  6. Fixed-rate mortgages have monthly payments that remain the same throughout the term of the loan. It’s common for these home loans to have terms of 15 or 30 years, but other terms may be available.
  7. Home inspection is a thorough examination of a home to see if it structurally sound, in need of repair, or has other problems that need to be addressed. Always get a home inspection, even if you are purchasing new construction.
  8. Mortgage insurance (MI) is a policy that covers the lender if you default on a home mortgage. MI is required when you have a down payment that is less than 20% of the purchase price.
  9. Pre-approval occurs when a mortgage lender reviews your completed loan application and detailed financial information and has approved you for a loan of a certain amount.
  10. Mortgage rate lock occurs when a mortgage lender agrees to guarantee the interest rate for a specific period of time. Most mortgage lenders require you to pay a fee to lock in the rate.

These are just few of the mortgage terms you may encounter. Review the glossary of terms to learn more about mortgage loans.

7 Mistakes People Make When Buying a Home

April 2nd, 2010

Don’t waste time and money when buying a home. Avoid making the following mistakes when purchasing a property.
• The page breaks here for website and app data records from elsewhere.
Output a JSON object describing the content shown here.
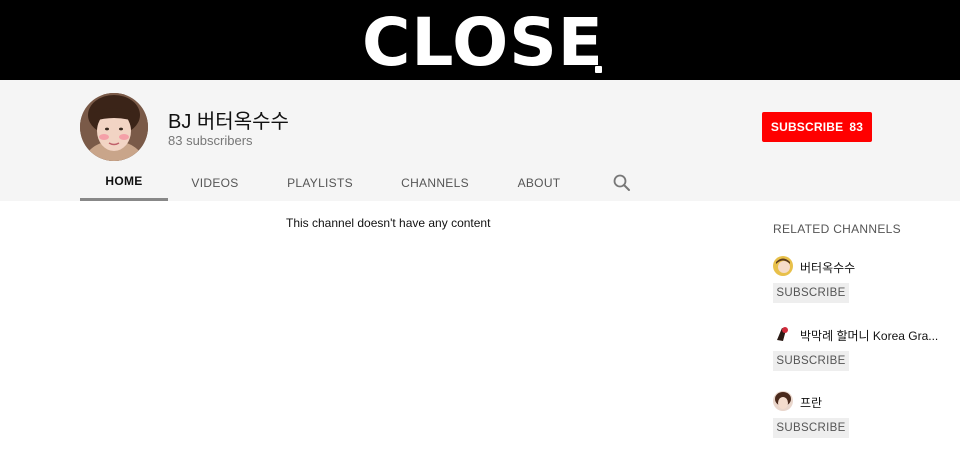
{
  "banner": {
    "logo_text": "CLOSE"
  },
  "channel": {
    "title": "BJ 버터옥수수",
    "subscribers": "83 subscribers"
  },
  "subscribe": {
    "label": "SUBSCRIBE",
    "count": "83",
    "color": "#ff0000"
  },
  "tabs": [
    "HOME",
    "VIDEOS",
    "PLAYLISTS",
    "CHANNELS",
    "ABOUT"
  ],
  "active_tab": "HOME",
  "icons": {
    "search": "search-icon"
  },
  "content": {
    "empty_message": "This channel doesn't have any content"
  },
  "related": {
    "title": "RELATED CHANNELS",
    "items": [
      {
        "name": "버터옥수수",
        "button": "SUBSCRIBE"
      },
      {
        "name": "박막례 할머니 Korea Gra...",
        "button": "SUBSCRIBE"
      },
      {
        "name": "프란",
        "button": "SUBSCRIBE"
      }
    ]
  }
}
  1. Not setting a budget. Do you have caviar tastes on a crackers and cheese budget? Run the numbers on your finances before heading out to look for a home.  That way you can shop within your budget and won’t experience delays when applying for a mortgage. It’s also important to buy a home within your means. Bigger may seem better until you’re struggling to make the mortgage payments and keep the heat on.
  2. Not getting pre-approved for mortgage loans. A pre-approval letter shows that a mortgage lender is committing to give you a home loan. This puts you in a better position to negotiate a deal.
  3. Letting emotions take over. Buying a home is probably the biggest purchase you’re going to make in your life. Don’t let your emotions cloud your judgment. If you see a lot of red flags and feel uncomfortable with a deal, don’t ignore those feelings. While you may think you’ve found your dream home, there are other properties out there. 
  4. Trying to time mortgage rates. When it’s time to get a home loan, compare current mortgage rates from several mortgage lenders to find the best deal. If you’ve done everything you can to clean up your credit, and save up a nice down payment, you should qualify for a competitive mortgage rate regardless of what’s happening with the economy.
  5. Signing contracts without understanding them. Many homeowners caught up in the subprime mortgage mess claim they just didn’t know what they were getting into when they purchased property. You may not be a legal expert, but you must pay one to represent you. Hire a knowledgeable attorney who can review your contract and look out for your interests.
  6. Not getting a home inspection. Even if a house looks perfect, there are bound to be some type of problems lurking about. In fact, some new homes could even have problems that wouldn’t be found without a home inspection. Your housing contract should allow for contingencies related to the home inspection.
  7. Not taking advantage of programs that help you buy a home, such as the government’s homebuyer tax credit of up to $8,000. Many communities also have programs targeted at first-time homeowners or other information sessions.

Becoming a homeowner can be exciting and scary all at the same time. Learn as much as you can about the process and find reliable professionals for your team to make the home buying process as smooth as possible.